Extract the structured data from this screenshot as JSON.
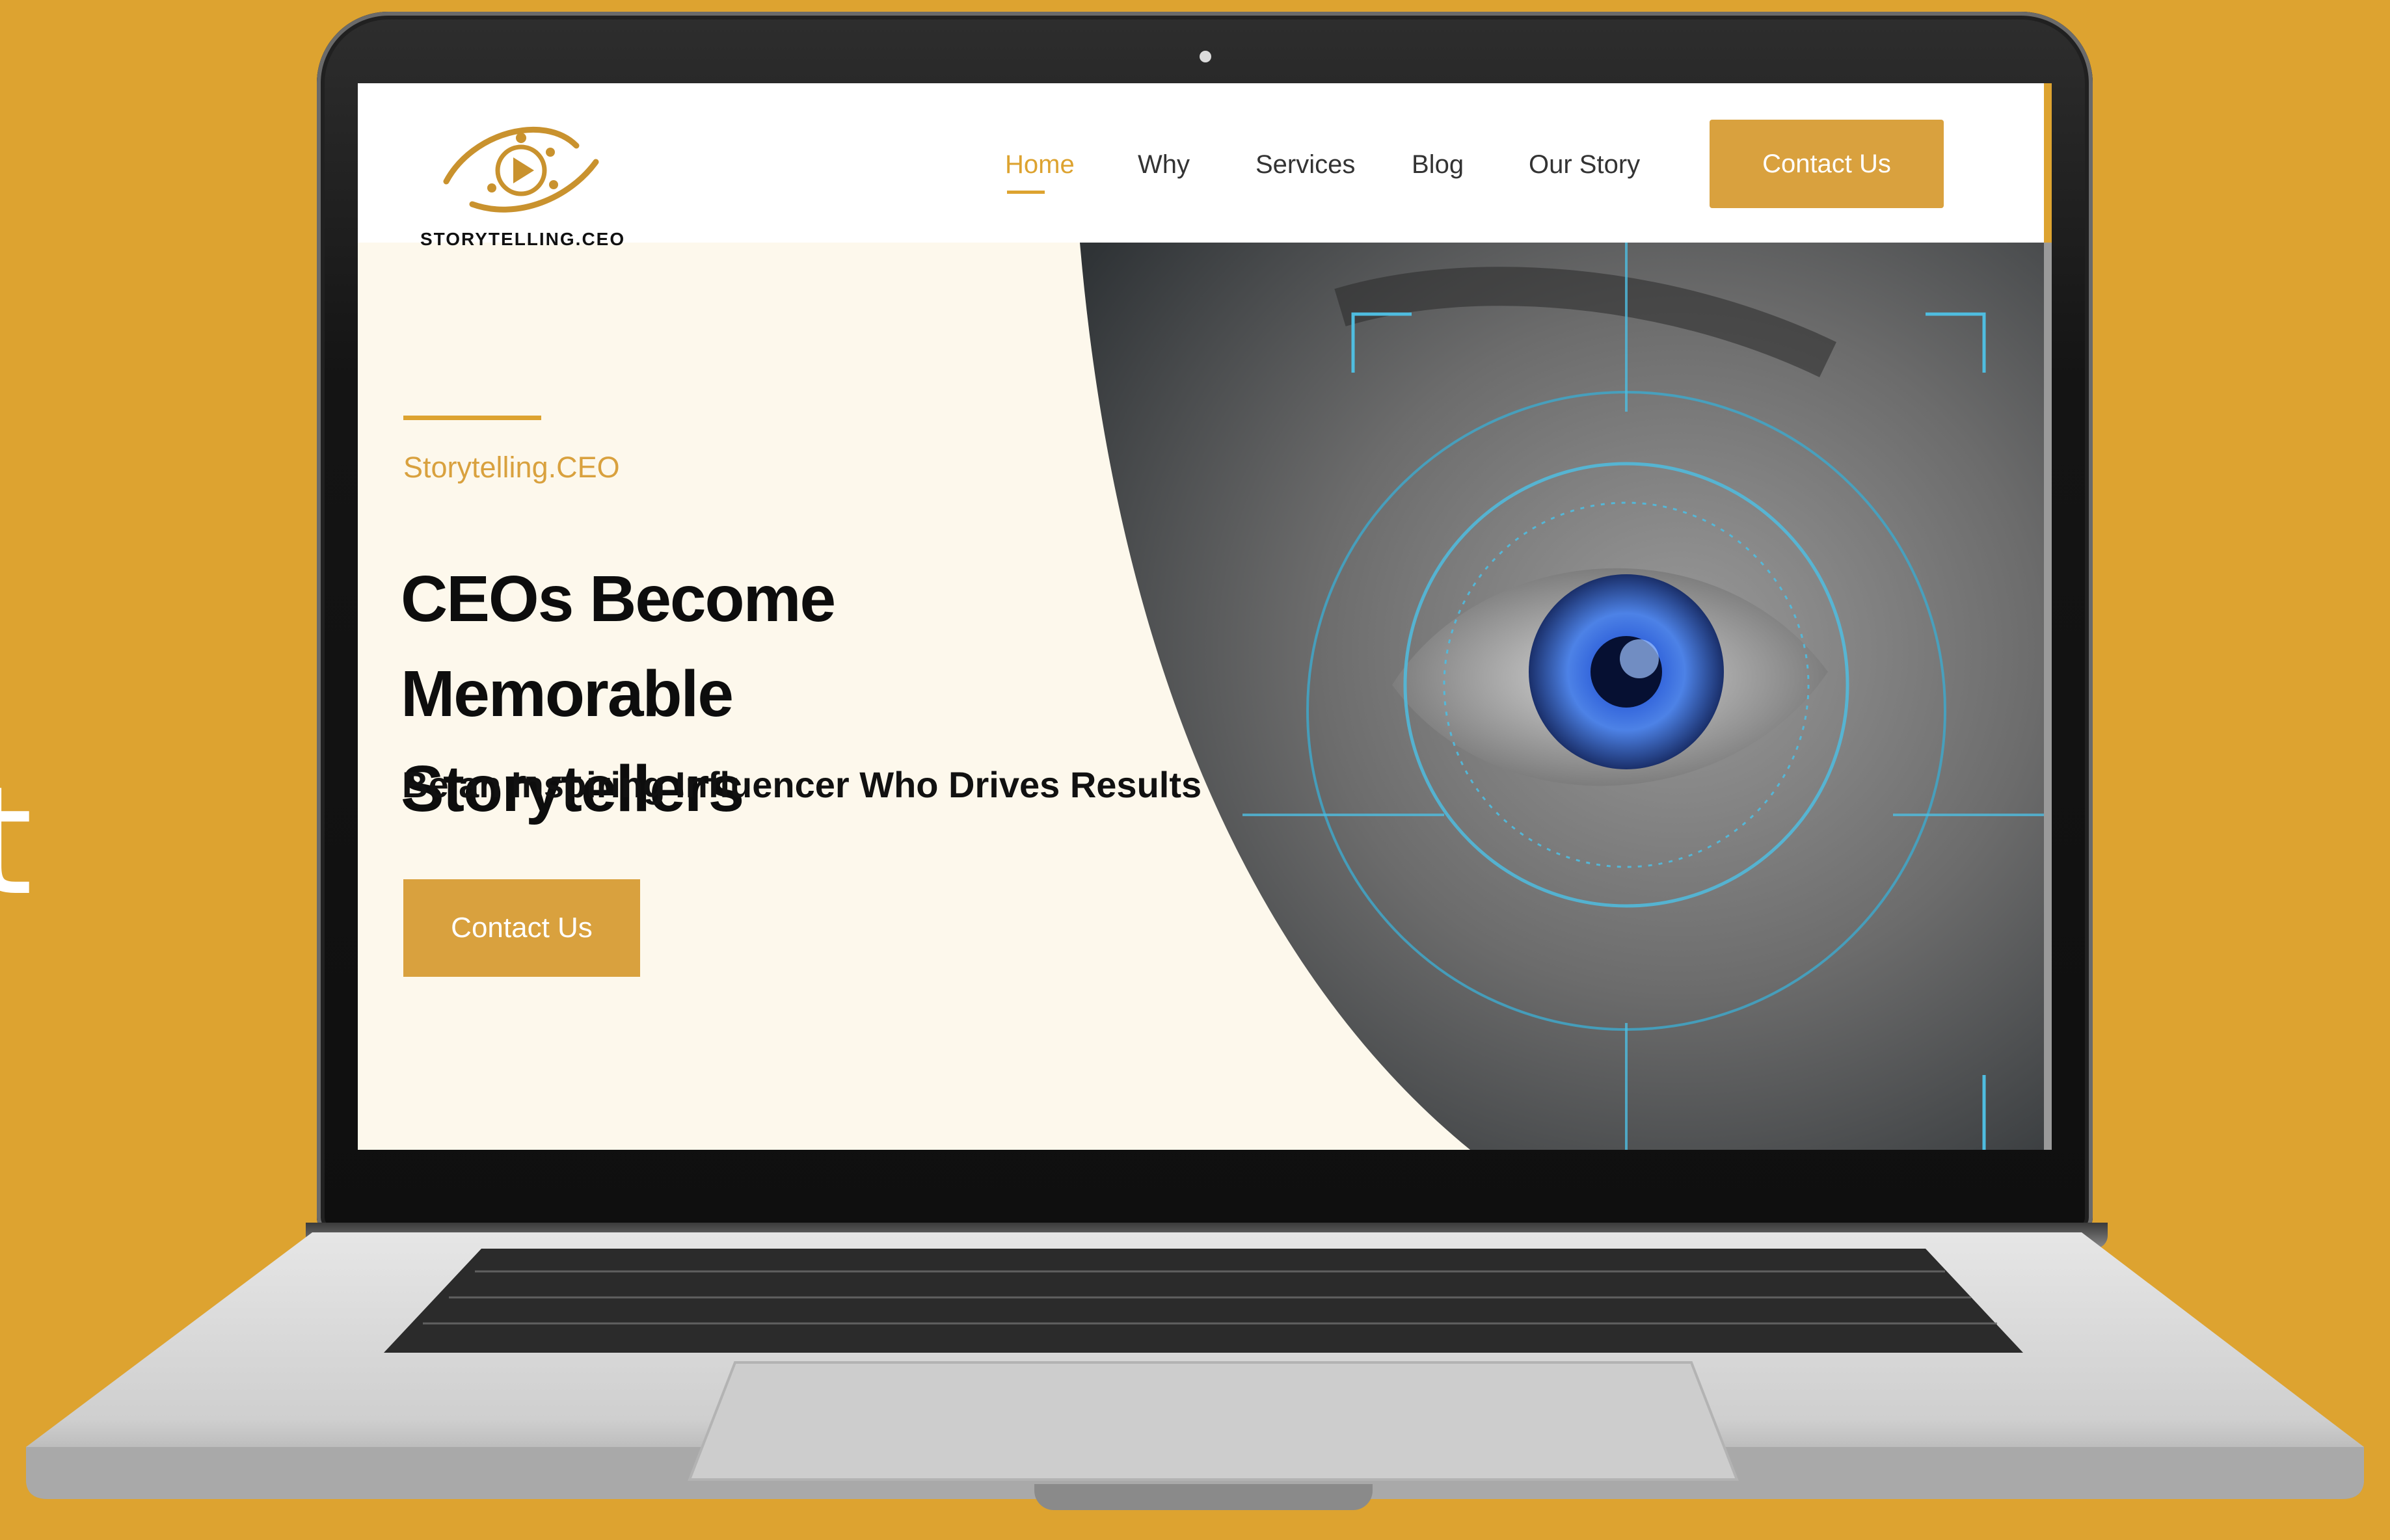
{
  "background_text": "t",
  "colors": {
    "background": "#DDA330",
    "accent": "#D9A13E",
    "hero_background": "#FDF8EC",
    "text_dark": "#0d0d0d"
  },
  "site": {
    "logo_text": "STORYTELLING.CEO",
    "nav": {
      "home": "Home",
      "why": "Why",
      "services": "Services",
      "blog": "Blog",
      "our_story": "Our Story"
    },
    "header_cta": "Contact Us"
  },
  "hero": {
    "eyebrow": "Storytelling.CEO",
    "title_line1": "CEOs Become Memorable",
    "title_line2": "Storytellers",
    "subtitle": "Be an Inspiring Influencer Who Drives Results",
    "cta": "Contact Us",
    "image_icon": "eye-scan-image"
  }
}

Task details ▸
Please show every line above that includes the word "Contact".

Solution for this problem ▸
    "header_cta": "Contact Us"
    "cta": "Contact Us",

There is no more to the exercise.